** Opening Available data block **
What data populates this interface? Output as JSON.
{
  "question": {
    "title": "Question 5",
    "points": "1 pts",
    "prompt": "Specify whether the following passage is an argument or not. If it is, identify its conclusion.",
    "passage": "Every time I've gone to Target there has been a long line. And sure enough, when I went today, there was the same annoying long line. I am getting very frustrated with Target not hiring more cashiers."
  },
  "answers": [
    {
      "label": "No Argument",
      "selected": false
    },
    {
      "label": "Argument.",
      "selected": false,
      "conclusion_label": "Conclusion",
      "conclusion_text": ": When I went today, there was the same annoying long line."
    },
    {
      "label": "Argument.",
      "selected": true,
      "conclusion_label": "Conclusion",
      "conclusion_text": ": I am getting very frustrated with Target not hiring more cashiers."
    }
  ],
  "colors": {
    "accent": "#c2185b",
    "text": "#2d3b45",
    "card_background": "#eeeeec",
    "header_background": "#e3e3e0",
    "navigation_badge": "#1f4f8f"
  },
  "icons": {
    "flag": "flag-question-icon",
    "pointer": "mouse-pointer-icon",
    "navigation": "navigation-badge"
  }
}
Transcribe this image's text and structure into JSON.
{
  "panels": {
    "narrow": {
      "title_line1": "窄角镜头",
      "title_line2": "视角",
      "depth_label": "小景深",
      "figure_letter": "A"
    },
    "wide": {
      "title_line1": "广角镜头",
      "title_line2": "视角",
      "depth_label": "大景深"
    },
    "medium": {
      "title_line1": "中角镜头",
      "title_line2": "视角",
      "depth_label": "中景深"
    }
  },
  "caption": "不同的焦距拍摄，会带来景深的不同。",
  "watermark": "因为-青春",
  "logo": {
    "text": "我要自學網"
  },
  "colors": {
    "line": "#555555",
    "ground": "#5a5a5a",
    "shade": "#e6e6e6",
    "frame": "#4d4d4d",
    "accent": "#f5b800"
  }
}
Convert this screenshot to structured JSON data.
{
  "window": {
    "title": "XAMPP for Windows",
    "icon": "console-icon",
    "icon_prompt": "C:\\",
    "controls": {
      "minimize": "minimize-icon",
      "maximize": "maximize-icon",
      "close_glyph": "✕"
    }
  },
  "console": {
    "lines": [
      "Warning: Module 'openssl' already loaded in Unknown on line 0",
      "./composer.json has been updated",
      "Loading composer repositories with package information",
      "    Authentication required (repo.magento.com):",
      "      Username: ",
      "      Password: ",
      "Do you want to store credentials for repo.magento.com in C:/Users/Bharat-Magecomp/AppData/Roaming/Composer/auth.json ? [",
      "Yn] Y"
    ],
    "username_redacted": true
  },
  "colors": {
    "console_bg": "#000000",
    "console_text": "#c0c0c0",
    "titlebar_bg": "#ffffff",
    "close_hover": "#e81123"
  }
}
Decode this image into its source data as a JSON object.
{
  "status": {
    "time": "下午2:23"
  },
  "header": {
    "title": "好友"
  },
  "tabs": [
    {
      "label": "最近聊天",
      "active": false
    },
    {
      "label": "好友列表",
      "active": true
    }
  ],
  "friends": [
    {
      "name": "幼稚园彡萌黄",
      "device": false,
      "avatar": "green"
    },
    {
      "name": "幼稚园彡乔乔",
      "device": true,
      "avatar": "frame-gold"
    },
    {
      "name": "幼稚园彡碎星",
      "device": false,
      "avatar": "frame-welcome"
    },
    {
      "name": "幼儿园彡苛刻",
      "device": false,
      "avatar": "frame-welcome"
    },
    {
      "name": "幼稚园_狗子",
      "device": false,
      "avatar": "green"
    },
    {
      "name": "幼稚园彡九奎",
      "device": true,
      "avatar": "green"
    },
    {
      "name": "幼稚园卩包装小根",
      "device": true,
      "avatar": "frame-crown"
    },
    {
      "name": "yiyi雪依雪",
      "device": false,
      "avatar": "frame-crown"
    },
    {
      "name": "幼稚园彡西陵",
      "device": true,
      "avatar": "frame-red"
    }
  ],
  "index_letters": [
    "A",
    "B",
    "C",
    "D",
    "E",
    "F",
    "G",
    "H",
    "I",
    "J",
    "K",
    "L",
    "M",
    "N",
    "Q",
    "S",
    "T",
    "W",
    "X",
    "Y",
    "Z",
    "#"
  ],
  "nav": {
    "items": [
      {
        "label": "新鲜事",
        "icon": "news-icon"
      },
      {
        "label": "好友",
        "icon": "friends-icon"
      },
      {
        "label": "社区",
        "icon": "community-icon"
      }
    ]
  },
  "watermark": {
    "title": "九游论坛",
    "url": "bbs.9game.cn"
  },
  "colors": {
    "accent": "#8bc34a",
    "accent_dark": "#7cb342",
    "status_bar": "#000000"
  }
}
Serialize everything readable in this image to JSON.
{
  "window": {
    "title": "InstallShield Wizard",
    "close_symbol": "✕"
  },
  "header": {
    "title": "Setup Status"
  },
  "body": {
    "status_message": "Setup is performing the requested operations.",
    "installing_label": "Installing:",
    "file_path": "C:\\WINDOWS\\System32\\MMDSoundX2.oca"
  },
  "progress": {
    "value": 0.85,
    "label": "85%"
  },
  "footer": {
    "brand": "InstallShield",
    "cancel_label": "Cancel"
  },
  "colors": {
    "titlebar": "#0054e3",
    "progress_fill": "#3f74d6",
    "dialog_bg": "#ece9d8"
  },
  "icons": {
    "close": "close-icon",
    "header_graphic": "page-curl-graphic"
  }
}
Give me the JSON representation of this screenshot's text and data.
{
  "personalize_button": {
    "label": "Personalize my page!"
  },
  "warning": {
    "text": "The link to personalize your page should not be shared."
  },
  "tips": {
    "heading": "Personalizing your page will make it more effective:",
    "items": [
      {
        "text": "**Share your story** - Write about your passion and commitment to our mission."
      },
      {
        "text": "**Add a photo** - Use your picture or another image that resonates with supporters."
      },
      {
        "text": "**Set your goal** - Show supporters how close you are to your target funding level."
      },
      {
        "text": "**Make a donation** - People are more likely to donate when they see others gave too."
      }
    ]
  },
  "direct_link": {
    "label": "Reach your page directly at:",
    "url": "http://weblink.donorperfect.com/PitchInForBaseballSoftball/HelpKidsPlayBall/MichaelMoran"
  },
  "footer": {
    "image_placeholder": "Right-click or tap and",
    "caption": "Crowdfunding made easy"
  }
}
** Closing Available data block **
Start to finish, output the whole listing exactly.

**Answer space:**
What data populates this interface? Output as JSON.
{
  "question": {
    "title": "Question 5",
    "points": "1 pts",
    "prompt": "Specify whether the following passage is an argument or not. If it is, identify its conclusion.",
    "passage": "Every time I've gone to Target there has been a long line. And sure enough, when I went today, there was the same annoying long line. I am getting very frustrated with Target not hiring more cashiers."
  },
  "answers": [
    {
      "label": "No Argument",
      "selected": false
    },
    {
      "label": "Argument.",
      "selected": false,
      "conclusion_label": "Conclusion",
      "conclusion_text": ": When I went today, there was the same annoying long line."
    },
    {
      "label": "Argument.",
      "selected": true,
      "conclusion_label": "Conclusion",
      "conclusion_text": ": I am getting very frustrated with Target not hiring more cashiers."
    }
  ],
  "colors": {
    "accent": "#c2185b",
    "text": "#2d3b45",
    "card_background": "#eeeeec",
    "header_background": "#e3e3e0",
    "navigation_badge": "#1f4f8f"
  },
  "icons": {
    "flag": "flag-question-icon",
    "pointer": "mouse-pointer-icon",
    "navigation": "navigation-badge"
  }
}
Transcribe this image's text and structure into JSON.
{
  "panels": {
    "narrow": {
      "title_line1": "窄角镜头",
      "title_line2": "视角",
      "depth_label": "小景深",
      "figure_letter": "A"
    },
    "wide": {
      "title_line1": "广角镜头",
      "title_line2": "视角",
      "depth_label": "大景深"
    },
    "medium": {
      "title_line1": "中角镜头",
      "title_line2": "视角",
      "depth_label": "中景深"
    }
  },
  "caption": "不同的焦距拍摄，会带来景深的不同。",
  "watermark": "因为-青春",
  "logo": {
    "text": "我要自學網"
  },
  "colors": {
    "line": "#555555",
    "ground": "#5a5a5a",
    "shade": "#e6e6e6",
    "frame": "#4d4d4d",
    "accent": "#f5b800"
  }
}
Convert this screenshot to structured JSON data.
{
  "window": {
    "title": "XAMPP for Windows",
    "icon": "console-icon",
    "icon_prompt": "C:\\",
    "controls": {
      "minimize": "minimize-icon",
      "maximize": "maximize-icon",
      "close_glyph": "✕"
    }
  },
  "console": {
    "lines": [
      "Warning: Module 'openssl' already loaded in Unknown on line 0",
      "./composer.json has been updated",
      "Loading composer repositories with package information",
      "    Authentication required (repo.magento.com):",
      "      Username: ",
      "      Password: ",
      "Do you want to store credentials for repo.magento.com in C:/Users/Bharat-Magecomp/AppData/Roaming/Composer/auth.json ? [",
      "Yn] Y"
    ],
    "username_redacted": true
  },
  "colors": {
    "console_bg": "#000000",
    "console_text": "#c0c0c0",
    "titlebar_bg": "#ffffff",
    "close_hover": "#e81123"
  }
}
Decode this image into its source data as a JSON object.
{
  "status": {
    "time": "下午2:23"
  },
  "header": {
    "title": "好友"
  },
  "tabs": [
    {
      "label": "最近聊天",
      "active": false
    },
    {
      "label": "好友列表",
      "active": true
    }
  ],
  "friends": [
    {
      "name": "幼稚园彡萌黄",
      "device": false,
      "avatar": "green"
    },
    {
      "name": "幼稚园彡乔乔",
      "device": true,
      "avatar": "frame-gold"
    },
    {
      "name": "幼稚园彡碎星",
      "device": false,
      "avatar": "frame-welcome"
    },
    {
      "name": "幼儿园彡苛刻",
      "device": false,
      "avatar": "frame-welcome"
    },
    {
      "name": "幼稚园_狗子",
      "device": false,
      "avatar": "green"
    },
    {
      "name": "幼稚园彡九奎",
      "device": true,
      "avatar": "green"
    },
    {
      "name": "幼稚园卩包装小根",
      "device": true,
      "avatar": "frame-crown"
    },
    {
      "name": "yiyi雪依雪",
      "device": false,
      "avatar": "frame-crown"
    },
    {
      "name": "幼稚园彡西陵",
      "device": true,
      "avatar": "frame-red"
    }
  ],
  "index_letters": [
    "A",
    "B",
    "C",
    "D",
    "E",
    "F",
    "G",
    "H",
    "I",
    "J",
    "K",
    "L",
    "M",
    "N",
    "Q",
    "S",
    "T",
    "W",
    "X",
    "Y",
    "Z",
    "#"
  ],
  "nav": {
    "items": [
      {
        "label": "新鲜事",
        "icon": "news-icon"
      },
      {
        "label": "好友",
        "icon": "friends-icon"
      },
      {
        "label": "社区",
        "icon": "community-icon"
      }
    ]
  },
  "watermark": {
    "title": "九游论坛",
    "url": "bbs.9game.cn"
  },
  "colors": {
    "accent": "#8bc34a",
    "accent_dark": "#7cb342",
    "status_bar": "#000000"
  }
}
Serialize everything readable in this image to JSON.
{
  "window": {
    "title": "InstallShield Wizard",
    "close_symbol": "✕"
  },
  "header": {
    "title": "Setup Status"
  },
  "body": {
    "status_message": "Setup is performing the requested operations.",
    "installing_label": "Installing:",
    "file_path": "C:\\WINDOWS\\System32\\MMDSoundX2.oca"
  },
  "progress": {
    "value": 0.85,
    "label": "85%"
  },
  "footer": {
    "brand": "InstallShield",
    "cancel_label": "Cancel"
  },
  "colors": {
    "titlebar": "#0054e3",
    "progress_fill": "#3f74d6",
    "dialog_bg": "#ece9d8"
  },
  "icons": {
    "close": "close-icon",
    "header_graphic": "page-curl-graphic"
  }
}
Give me the JSON representation of this screenshot's text and data.
{
  "personalize_button": {
    "label": "Personalize my page!"
  },
  "warning": {
    "text": "The link to personalize your page should not be shared."
  },
  "tips": {
    "heading": "Personalizing your page will make it more effective:",
    "items": [
      {
        "text": "**Share your story** - Write about your passion and commitment to our mission."
      },
      {
        "text": "**Add a photo** - Use your picture or another image that resonates with supporters."
      },
      {
        "text": "**Set your goal** - Show supporters how close you are to your target funding level."
      },
      {
        "text": "**Make a donation** - People are more likely to donate when they see others gave too."
      }
    ]
  },
  "direct_link": {
    "label": "Reach your page directly at:",
    "url": "http://weblink.donorperfect.com/PitchInForBaseballSoftball/HelpKidsPlayBall/MichaelMoran"
  },
  "footer": {
    "image_placeholder": "Right-click or tap and",
    "caption": "Crowdfunding made easy"
  }
}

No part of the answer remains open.